“I had to admit to myself, reluctantly,” he says, “that my memory had gotten much worse and my analytical capacities had deteriorated. My thinking had become fuzzy and less inclined to follow a thought through to its conclusion. Taking in new data was getting more difficult, reading took longer and concentrating required more effort. On a scale from one to 10 (10 being my best in life), I had declined to a seven or an eight – and I am perhaps being kind to myself”.
So, to deal with his own gradual but perceptible decline in mental acuity, Frank decided to enroll in the Arrowsmith Symbol Relations Cognitive Enhancement Program.
Frank feared that boredom would set in. “I couldn’t have been more surprised,” he says. “The exercise draws you in. You are constantly trying to beat your last record and as you get better, you enjoy the progress as you notice your brain functioning better, which is a great motivator.”
After a couple of months, Frank observed changes. His ability to follow and express ideas sharpened and in discussions he felt calmer and more willing to consider other ideas and proposals. And he took on some challenging projects that he would otherwise have resisted.
Says Frank, “My advice for older people like myself who want to keep their brain functioning in the best possible way despite the natural aging process is definitely to try the Arrowsmith Program. It is not difficult to stay motivated and it brings amazing results. I am grateful every day for this opportunity, which has allowed me to improve my mental capacity and I see the improvement from week to week.”

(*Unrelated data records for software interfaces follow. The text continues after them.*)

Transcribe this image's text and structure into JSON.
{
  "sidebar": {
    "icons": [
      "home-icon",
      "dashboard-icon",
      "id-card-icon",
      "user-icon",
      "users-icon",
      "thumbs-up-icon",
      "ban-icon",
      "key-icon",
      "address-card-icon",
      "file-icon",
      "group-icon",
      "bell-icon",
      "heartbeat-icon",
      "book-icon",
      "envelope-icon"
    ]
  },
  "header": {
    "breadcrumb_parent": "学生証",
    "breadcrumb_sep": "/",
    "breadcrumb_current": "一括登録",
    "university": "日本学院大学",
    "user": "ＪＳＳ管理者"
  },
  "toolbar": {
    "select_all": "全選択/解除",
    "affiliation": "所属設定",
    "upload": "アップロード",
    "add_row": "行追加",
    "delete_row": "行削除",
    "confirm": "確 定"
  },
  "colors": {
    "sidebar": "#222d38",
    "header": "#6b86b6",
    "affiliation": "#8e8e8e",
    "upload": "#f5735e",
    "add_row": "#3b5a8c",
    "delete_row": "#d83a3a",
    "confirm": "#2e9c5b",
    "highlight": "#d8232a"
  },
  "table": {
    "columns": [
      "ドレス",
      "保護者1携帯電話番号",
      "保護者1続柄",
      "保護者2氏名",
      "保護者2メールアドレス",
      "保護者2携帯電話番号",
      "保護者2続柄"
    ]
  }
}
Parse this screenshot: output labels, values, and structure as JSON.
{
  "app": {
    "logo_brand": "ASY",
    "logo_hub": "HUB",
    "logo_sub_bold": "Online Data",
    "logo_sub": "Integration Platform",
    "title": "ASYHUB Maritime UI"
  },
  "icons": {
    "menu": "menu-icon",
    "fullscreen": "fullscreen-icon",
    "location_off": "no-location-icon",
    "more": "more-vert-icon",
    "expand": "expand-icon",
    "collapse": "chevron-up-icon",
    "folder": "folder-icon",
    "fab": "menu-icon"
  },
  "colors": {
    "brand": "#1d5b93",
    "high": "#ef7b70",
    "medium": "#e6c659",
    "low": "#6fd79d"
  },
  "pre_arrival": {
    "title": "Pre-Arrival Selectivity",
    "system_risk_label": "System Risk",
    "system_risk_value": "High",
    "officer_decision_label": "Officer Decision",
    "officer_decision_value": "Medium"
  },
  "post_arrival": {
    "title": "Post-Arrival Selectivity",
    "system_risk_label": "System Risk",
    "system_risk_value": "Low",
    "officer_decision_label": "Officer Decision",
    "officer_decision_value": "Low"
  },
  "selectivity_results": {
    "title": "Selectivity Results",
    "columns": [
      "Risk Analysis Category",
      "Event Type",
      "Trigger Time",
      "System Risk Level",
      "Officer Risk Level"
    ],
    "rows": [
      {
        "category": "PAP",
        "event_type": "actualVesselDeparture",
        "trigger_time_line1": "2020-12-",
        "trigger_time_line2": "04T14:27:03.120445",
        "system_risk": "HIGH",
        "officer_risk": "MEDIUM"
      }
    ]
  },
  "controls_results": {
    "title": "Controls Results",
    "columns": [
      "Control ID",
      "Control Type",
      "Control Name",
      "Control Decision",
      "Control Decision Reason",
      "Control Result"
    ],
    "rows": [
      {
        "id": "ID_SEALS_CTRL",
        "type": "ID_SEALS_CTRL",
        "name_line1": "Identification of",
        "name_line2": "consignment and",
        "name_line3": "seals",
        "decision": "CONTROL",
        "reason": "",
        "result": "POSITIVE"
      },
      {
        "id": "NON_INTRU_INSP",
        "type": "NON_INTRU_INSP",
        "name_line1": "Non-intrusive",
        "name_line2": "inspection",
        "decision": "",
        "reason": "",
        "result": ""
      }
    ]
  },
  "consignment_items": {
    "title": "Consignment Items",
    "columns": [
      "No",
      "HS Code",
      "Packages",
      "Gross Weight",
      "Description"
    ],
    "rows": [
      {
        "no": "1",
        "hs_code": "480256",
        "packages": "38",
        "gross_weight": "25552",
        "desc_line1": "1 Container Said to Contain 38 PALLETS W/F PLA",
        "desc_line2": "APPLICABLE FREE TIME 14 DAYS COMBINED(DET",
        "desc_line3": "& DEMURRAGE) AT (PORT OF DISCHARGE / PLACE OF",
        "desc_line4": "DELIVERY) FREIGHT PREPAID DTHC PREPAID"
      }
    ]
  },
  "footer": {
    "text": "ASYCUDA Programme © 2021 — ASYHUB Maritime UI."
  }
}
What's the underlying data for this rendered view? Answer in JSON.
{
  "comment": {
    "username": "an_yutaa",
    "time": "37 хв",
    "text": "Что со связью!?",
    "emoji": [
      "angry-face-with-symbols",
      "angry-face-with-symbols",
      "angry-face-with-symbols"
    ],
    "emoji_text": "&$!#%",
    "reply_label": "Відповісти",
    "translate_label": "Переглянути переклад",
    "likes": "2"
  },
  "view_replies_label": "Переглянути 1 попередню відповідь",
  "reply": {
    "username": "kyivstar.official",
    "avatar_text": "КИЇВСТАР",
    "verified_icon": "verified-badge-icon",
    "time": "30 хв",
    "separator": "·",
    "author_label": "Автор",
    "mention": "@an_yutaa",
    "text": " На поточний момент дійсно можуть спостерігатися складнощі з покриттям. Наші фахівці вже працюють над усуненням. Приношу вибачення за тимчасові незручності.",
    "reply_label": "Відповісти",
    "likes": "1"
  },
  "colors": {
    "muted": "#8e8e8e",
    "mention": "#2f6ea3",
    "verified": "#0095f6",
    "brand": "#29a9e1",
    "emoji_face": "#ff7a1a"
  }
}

Frank describes what he calls “the most dramatic and transformative” of all the changes – “an increased joie de vivre that permeates all aspects of my life. No struggle any more to get up and go in the morning. While before I had to convince myself to look forward to the day optimistically, now it is my default mood. In addition, and this qualifies most clearly as a personality change, I am becoming more social. I start conversations with people – in the gym, for example, whereas before a quick ‘hello’ would suffice. I find it quite remarkable that even at my age this type of profound change is still possible.”
Three ways to engage in the Symbol Relations Cognitive Enhancement Program
4 hours per week on-site in Toronto
4 hours per week of scheduled online sessions with a cognitive facilitator
Self-directed schedule of independent work online with a weekly check-in session with a cognitive facilitator
Research has found significant changes in:
- Cognitive Efficiency
- Processing Speed
- Fluid Reasoning
- Oral Vocabulary
“There is neuroplasticity as a function of Arrowsmith training…Arrowsmith cognitive exercises activate and functionally change areas and networks of the brain”, Researcher investigating the outcomes of Arrowsmith.
Shannon, a lawyer, talks about the benefits of this program.